We're using cookies to give you the best experience on our site. Cookies are files stored in your browser and are used by most websites to help personalise your web experience.

By continuing to use our website without changing the settings, you're agreeing to our use of cookies.

Find out more

How is JIA diagnosed?

To make a diagnosis, a paediatric (young person's) rheumatologist will examine you and ask you questions. This will probably be done in a hospital.

There isn't a specific test for JIA, but your doctor will take blood tests and x-rays. They may also do other tests, including:

  • ultrasound or MRI scans to try to see if there's arthritis and to rule out other conditions
  • removing fluid from a joint (aspiration) to rule out joint infection
  • bone marrow examination to rule out some rare conditions, especially if they think you have systemic-onset JIA.

You'll be diagnosed with JIA if:

  • you've had arthritis for six weeks or more
  • your symptoms started before your 16th birthday
  • your doctor has ruled out other conditions that can cause arthritis.


0800 5200 520

Our new helpline: Call us for free information, help and advice on your type of arthritis. Open Mon–Fri 9am–8pm.

All calls are recorded for training and quality purposes

Virtual Assistant

Our new Arthritis Virtual Assistant uses artificial intelligence to answer your arthritis related questions 24/7.

Ask a question

We're now

Versus Arthritis.

You're being taken through to our new website in order to finish your donation.

Thank you for your generosity.

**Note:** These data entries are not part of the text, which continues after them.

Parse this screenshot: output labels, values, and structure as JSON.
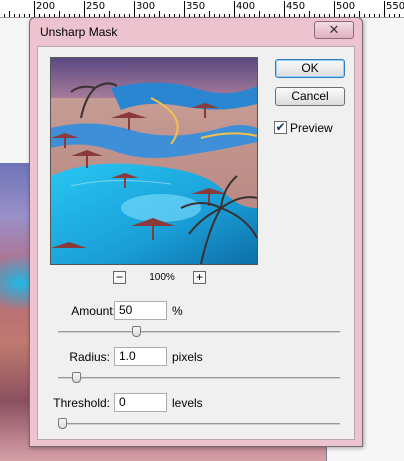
{
  "ruler": {
    "labels": [
      "200",
      "250",
      "300",
      "350",
      "400",
      "450",
      "500",
      "550"
    ]
  },
  "dialog": {
    "title": "Unsharp Mask",
    "close_label": "✕",
    "ok_label": "OK",
    "cancel_label": "Cancel",
    "preview": {
      "label": "Preview",
      "checked": true
    },
    "zoom": {
      "minus": "−",
      "plus": "+",
      "level": "100%"
    }
  },
  "params": {
    "amount": {
      "label": "Amount:",
      "value": "50",
      "unit": "%",
      "slider_fraction": 0.27
    },
    "radius": {
      "label": "Radius:",
      "value": "1.0",
      "unit": "pixels",
      "slider_fraction": 0.05
    },
    "threshold": {
      "label": "Threshold:",
      "value": "0",
      "unit": "levels",
      "slider_fraction": 0.0
    }
  },
  "colors": {
    "dialog_frame": "#ecc3cf",
    "client_bg": "#f0f0f0",
    "ok_accent": "#2d80c4",
    "pool": "#1fb8e8"
  }
}
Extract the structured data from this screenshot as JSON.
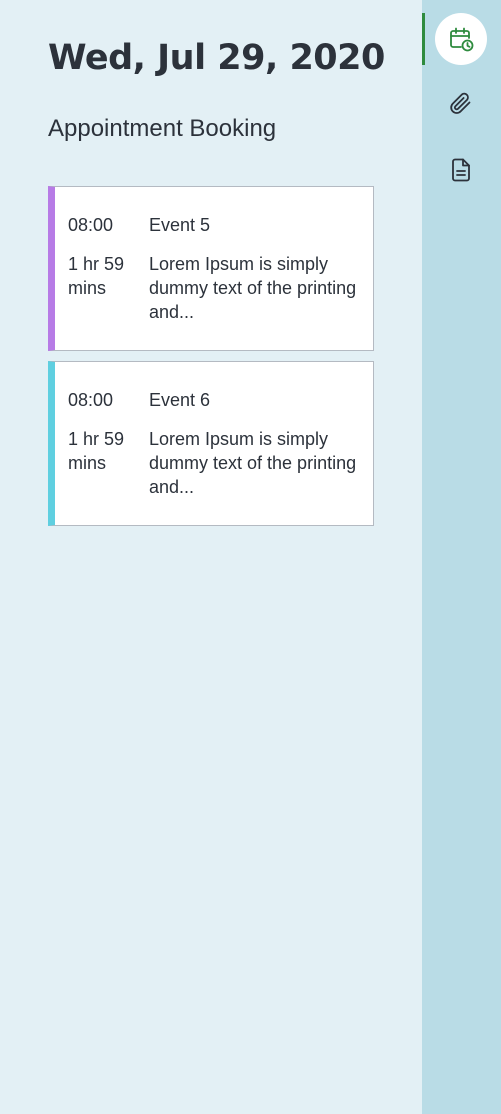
{
  "header": {
    "date": "Wed, Jul 29, 2020",
    "subtitle": "Appointment Booking"
  },
  "events": [
    {
      "time": "08:00",
      "title": "Event 5",
      "duration": "1 hr 59 mins",
      "description": "Lorem Ipsum is simply dummy text of the printing and...",
      "accent": "#b77be6"
    },
    {
      "time": "08:00",
      "title": "Event 6",
      "duration": "1 hr 59 mins",
      "description": "Lorem Ipsum is simply dummy text of the printing and...",
      "accent": "#5fcfe0"
    }
  ],
  "sidebar": {
    "items": [
      {
        "icon": "calendar-clock-icon",
        "active": true,
        "color": "#2e8b3e"
      },
      {
        "icon": "paperclip-icon",
        "active": false,
        "color": "#2c323b"
      },
      {
        "icon": "document-icon",
        "active": false,
        "color": "#2c323b"
      }
    ]
  },
  "colors": {
    "background": "#e3f0f5",
    "rail": "#b9dce6",
    "active_accent": "#2e8b3e"
  }
}
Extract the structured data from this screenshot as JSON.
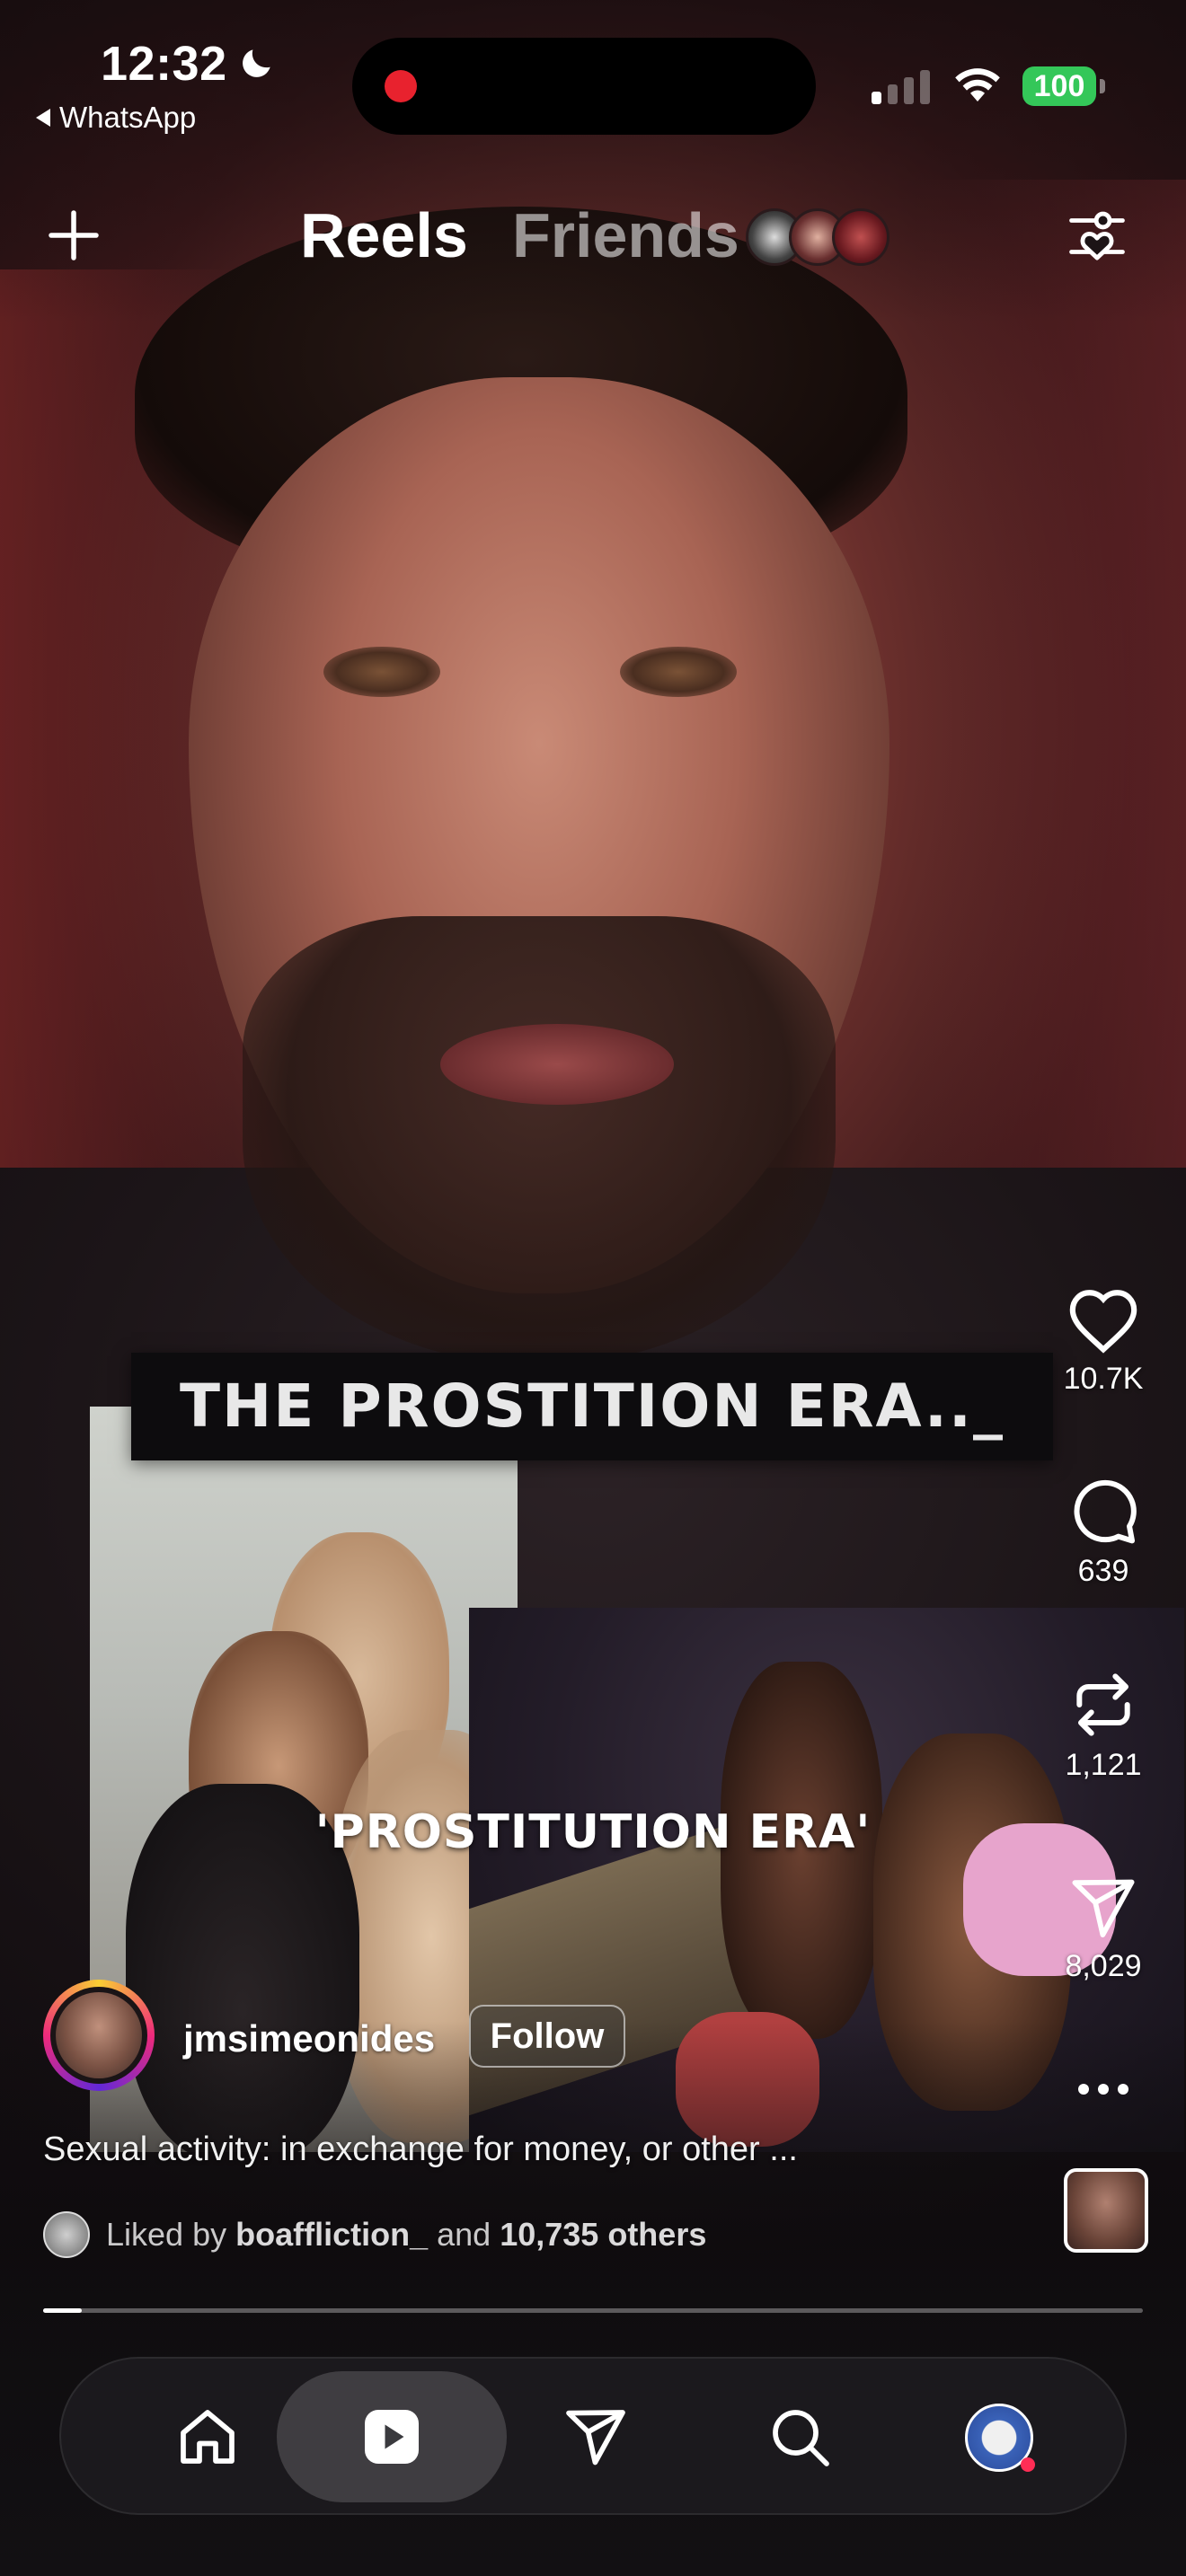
{
  "status_bar": {
    "time": "12:32",
    "back_app": "WhatsApp",
    "battery": "100",
    "battery_color": "#34c759",
    "recording_color": "#e8222e"
  },
  "header": {
    "tabs": [
      {
        "label": "Reels",
        "active": true
      },
      {
        "label": "Friends",
        "active": false
      }
    ],
    "icons": {
      "left": "plus-icon",
      "right": "filter-heart-icon"
    }
  },
  "video": {
    "caption_top": "THE PROSTITION ERA.._",
    "caption_mid": "'PROSTITUTION ERA'"
  },
  "actions": [
    {
      "icon": "heart-icon",
      "count": "10.7K"
    },
    {
      "icon": "comment-icon",
      "count": "639"
    },
    {
      "icon": "repost-icon",
      "count": "1,121"
    },
    {
      "icon": "send-icon",
      "count": "8,029"
    },
    {
      "icon": "more-icon",
      "count": ""
    }
  ],
  "author": {
    "username": "jmsimeonides",
    "follow_label": "Follow"
  },
  "description": "Sexual activity: in exchange for money, or other ...",
  "liked_by": {
    "prefix": "Liked by",
    "user": "boaffliction_",
    "middle": "and",
    "others": "10,735 others"
  },
  "progress_fraction": 0.035,
  "nav": {
    "items": [
      "home-icon",
      "reels-icon",
      "send-icon",
      "search-icon",
      "profile-avatar"
    ],
    "active": "reels-icon",
    "notification_dot_color": "#ff2d55"
  }
}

For more information, go to
Arthritis Research UK fund research into the cause, treatment and cure of arthritis. You can support Arthritis Research UK by volunteering, donating or visiting our shops.